If the Olympics were a showcase for the UK, why couldn't architects blow their trumpets too?

It was great that the RIBA and New London Architecture, with the Institution of Structural Engineers, came out into the open with a burst of name-the-Olympic-designer publicity during the 2012 Games. It was done in a spirit of fun – the T-shirts, That Dress, the duct tape over the mouths of Presidents Brady and Nolan, along with our former editor Peter Murray, now director of NLA.  The serious underlying point was the ridiculous ban on designers promoting their Olympic work – though some, it seems, are more banned than others. I doubt that Thomas Heatherwick is complaining about the global publicity he received for his kinetic Olympic Cauldron, or Barber Osgerby for its Torch, while those involved in music and film for the Games are promoting themselves with vigour and seeming impunity.  Nobody has ever stopped anyone in the media from naming the architects of the various venues. Seriously – if you set out to publicise your Olympian designs, were you really going to have your collar felt?

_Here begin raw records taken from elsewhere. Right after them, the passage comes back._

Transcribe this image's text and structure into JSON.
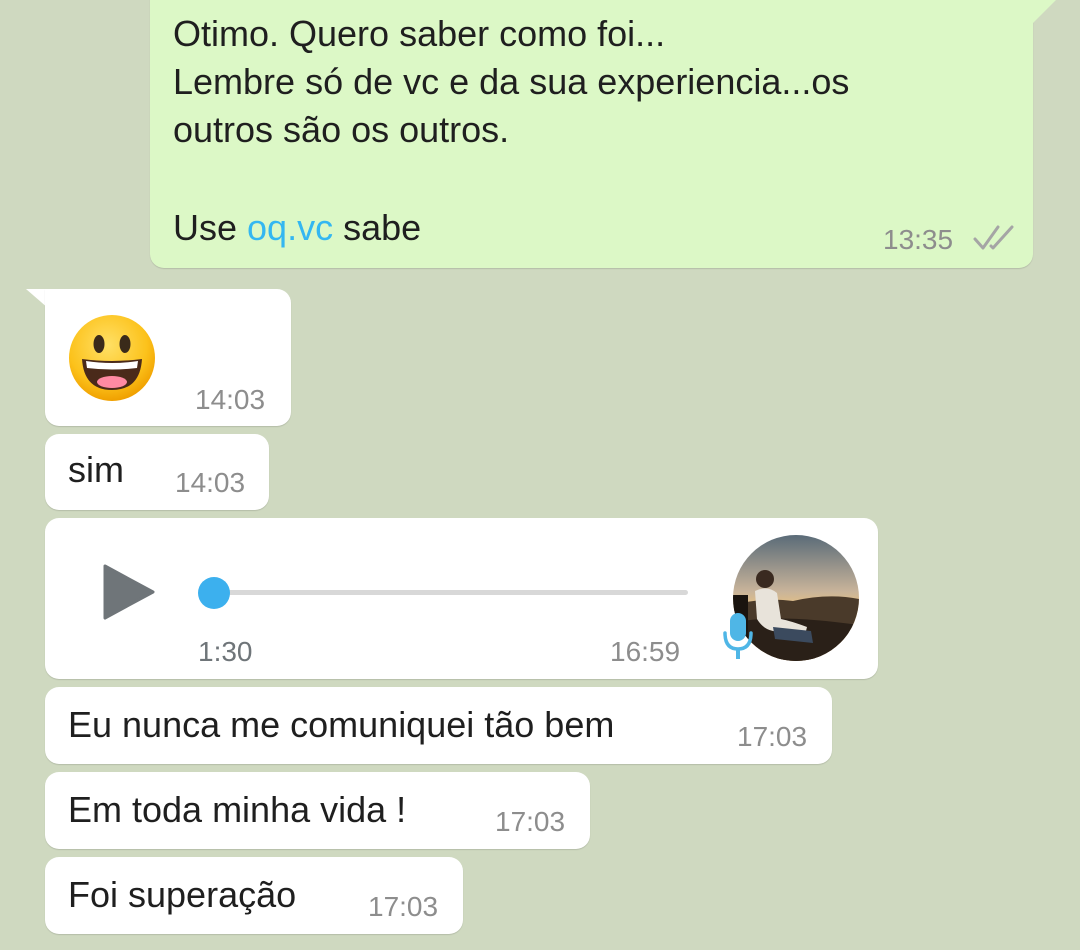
{
  "colors": {
    "chat_background": "#cfd9c0",
    "outgoing_bubble": "#dcf8c6",
    "incoming_bubble": "#ffffff",
    "link": "#34b7f1",
    "timestamp": "#8d8d8d",
    "voice_accent": "#4fb6e6"
  },
  "messages": {
    "m1": {
      "direction": "outgoing",
      "line1": "Otimo. Quero saber como foi...",
      "line2": "Lembre só de vc e da sua experiencia...os",
      "line3": "outros são os outros.",
      "line5_prefix": "Use ",
      "line5_link": "oq.vc",
      "line5_suffix": " sabe",
      "time": "13:35",
      "status_icon": "double-check-icon"
    },
    "m2": {
      "direction": "incoming",
      "emoji": "😃",
      "emoji_icon": "grinning-face-emoji",
      "time": "14:03"
    },
    "m3": {
      "direction": "incoming",
      "text": "sim",
      "time": "14:03"
    },
    "m4": {
      "direction": "incoming",
      "type": "voice",
      "duration": "1:30",
      "time": "16:59",
      "progress": 0,
      "play_icon": "play-icon",
      "mic_icon": "microphone-icon",
      "avatar": "sender-avatar-photo"
    },
    "m5": {
      "direction": "incoming",
      "text": "Eu nunca me comuniquei tão bem",
      "time": "17:03"
    },
    "m6": {
      "direction": "incoming",
      "text": "Em toda minha vida !",
      "time": "17:03"
    },
    "m7": {
      "direction": "incoming",
      "text": "Foi superação",
      "time": "17:03"
    }
  }
}
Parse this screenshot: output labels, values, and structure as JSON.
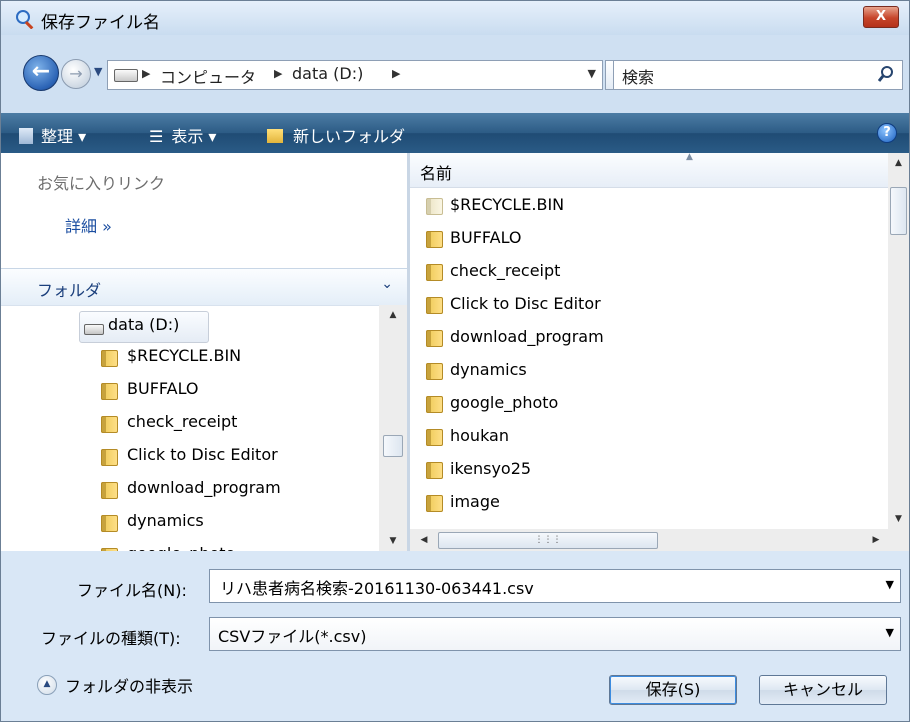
{
  "window": {
    "title": "保存ファイル名",
    "close_label": "X"
  },
  "address": {
    "breadcrumbs": [
      "コンピュータ",
      "data (D:)"
    ],
    "search_placeholder": "検索"
  },
  "toolbar": {
    "organize": "整理 ▾",
    "views": "表示 ▾",
    "new_folder": "新しいフォルダ",
    "help": "?"
  },
  "left": {
    "favorites_heading": "お気に入りリンク",
    "details_link": "詳細 »",
    "folders_heading": "フォルダ",
    "tree_root": "data (D:)",
    "tree_items": [
      "$RECYCLE.BIN",
      "BUFFALO",
      "check_receipt",
      "Click to Disc Editor",
      "download_program",
      "dynamics",
      "google_photo"
    ]
  },
  "right": {
    "column_header": "名前",
    "files": [
      "$RECYCLE.BIN",
      "BUFFALO",
      "check_receipt",
      "Click to Disc Editor",
      "download_program",
      "dynamics",
      "google_photo",
      "houkan",
      "ikensyo25",
      "image"
    ]
  },
  "bottom": {
    "filename_label": "ファイル名(N):",
    "filename_value": "リハ患者病名検索-20161130-063441.csv",
    "type_label": "ファイルの種類(T):",
    "type_value": "CSVファイル(*.csv)",
    "hide_folders": "フォルダの非表示",
    "save_button": "保存(S)",
    "cancel_button": "キャンセル"
  }
}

If all the architects and engineers involved did just that, would they have really all ended up in court?  Somehow I doubt it, especially given the high-profile backing of their institutes in this way. 

Now the party is over, we are promised not a hangover, but a construction boom. The story is that the Games’ ‘legacy’ effect will transform East London as central London expands.  Central London is expanding anyway, especially south – the Shard and its hinterland are clear evidence of that. But London is a bubble compared to the nation as a whole.  Overall, construction output is well down, though the early-warning experience of architects would suggest it is about to start rising again. Whatever happens, good architecture needs patrons, which is why, in this issue, we look at client-architect relationships.  When the right client finds the right architect, everything starts looking up.